Beat the Burnout – Staying Creative When Working Creative

Sometimes, we just get tired of thinking. Creative burnout is defined as a feeling of exhaustion and lack of interest in the work that you do. A creative person working in a creative job can be particularly susceptible to creative burnout. Being required to produce projects on a deadline rather than allowing your mind to produce ideas organically can be stressful and tiring. Here are some tips to avoid experiencing creative burnout:
1. Exercise – we’ve heard our parents and doctors telling us to get out there and exercise for as long as we can remember. Exercising is good for your body, it keeps you healthy and in good shape for longer, but it’s also good for your mind. Find a form of exercise that you like to do – it doesn’t have to be running laps something as simple as a 20 minute yoga flow in your living room can do the trick! Research has shown that people who exercise regularly fare better on cognitive tests than those who are sedentary.
2. Have hobbies – like exercise, setting aside time to do something that you genuinely are interested in can help you stay creative. Your hobby should ideally be something that challenges you a little – physically or mentally. Many hobbies will help improve your concentration, while also having a relaxing effect on you. Choosing a creative hobby can act as a creative outlet for you. Plus, it’s always important to focus on something that isn’t related to work when you need a break
3. Reorganize – the space that we live or work in can have an effect on our creativity. Don’t be afraid to change up your décor, shuffle furniture around, or otherwise reorganize your workspace at home. Since you may not have as much freedom to move things around at work, try to reorganize within reason. For example, you can try rearranging the layout of your desk and cleaning it up a bit. It goes without saying that having a clean and organized workspace will make you feel more relaxed and in control.
4. Socialize – socializing with old (and new) friends can help you relax. Whether you’re an introvert or an extrovert, it’s crucial not to isolate yourself from your friends and family, especially when you start to feel burned out from work. Isolation can lead to further feelings of distress or helplessness, which is not good for your creativity. So grab your phone and make plans with that old friend you ran into grocery shopping last week.
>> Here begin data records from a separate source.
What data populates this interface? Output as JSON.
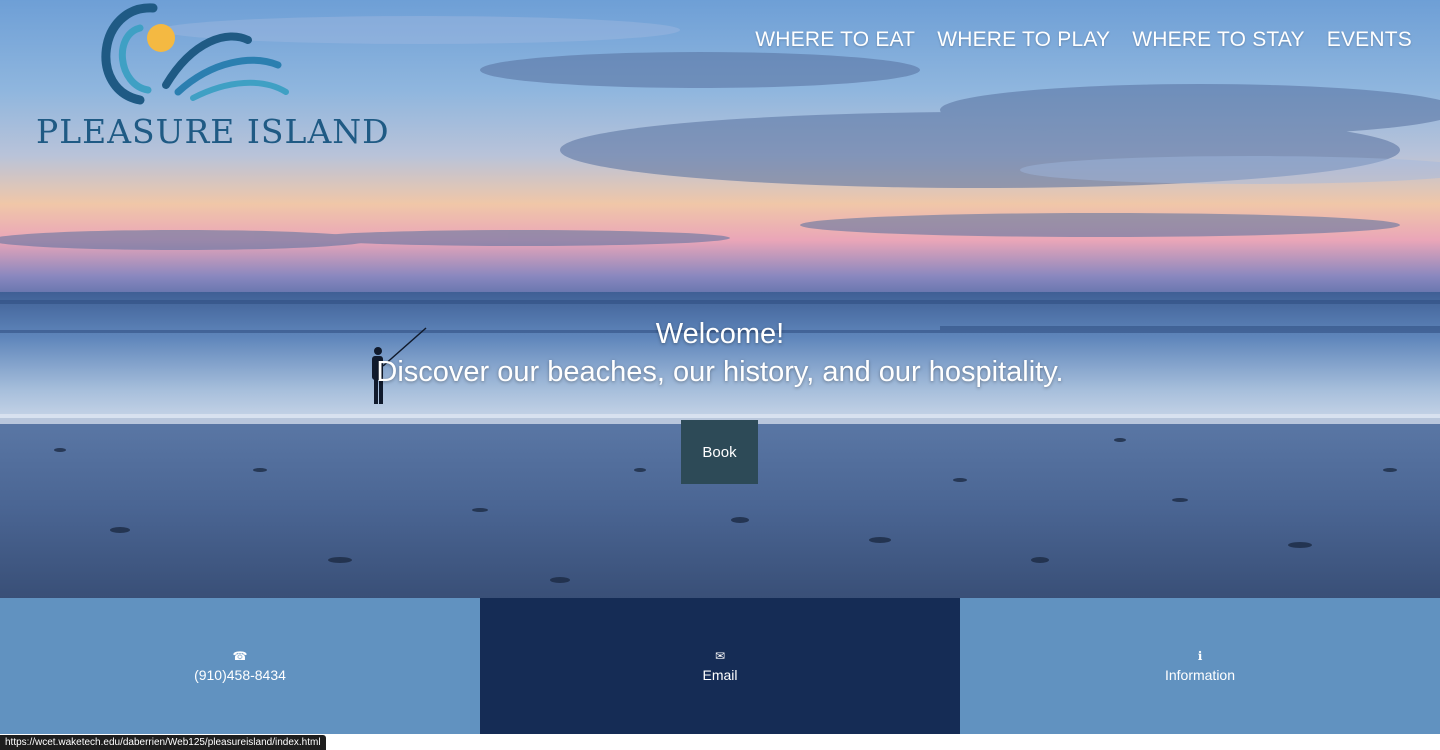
{
  "logo": {
    "text": "PLEASURE ISLAND",
    "colors": {
      "wave_dark": "#1f5a84",
      "wave_light": "#3fa0c4",
      "sun": "#f4b942"
    }
  },
  "nav": {
    "items": [
      {
        "label": "WHERE TO EAT"
      },
      {
        "label": "WHERE TO PLAY"
      },
      {
        "label": "WHERE TO STAY"
      },
      {
        "label": "EVENTS"
      }
    ]
  },
  "hero": {
    "title": "Welcome!",
    "subtitle": "Discover our beaches, our history, and our hospitality.",
    "book_label": "Book"
  },
  "contact": {
    "phone": {
      "icon": "phone-icon",
      "glyph": "☎",
      "label": "(910)458-8434"
    },
    "email": {
      "icon": "envelope-icon",
      "glyph": "✉",
      "label": "Email"
    },
    "info": {
      "icon": "info-icon",
      "glyph": "ℹ",
      "label": "Information"
    }
  },
  "status_bar": {
    "url": "https://wcet.waketech.edu/daberrien/Web125/pleasureisland/index.html"
  },
  "colors": {
    "contact_light": "#6192c0",
    "contact_dark": "#152c55",
    "book_button": "#2d4a57",
    "ocean": "#4e76a8",
    "sand": "#3b5378"
  }
}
5. Daydream – daydreaming is like exercise for your mind. Daydreaming has been linked to increased creativity, helping to become a more creative problem solver and a better planner. While you shouldn’t be off daydreaming while doing something that needs your full attention i.e., driving, or being in a meeting, you should allow your mind to wander when you have the time to wind down. Always keep a pen and notebook handy (a phone works too, but it can be more distracting) – you never know when a creative idea will strike!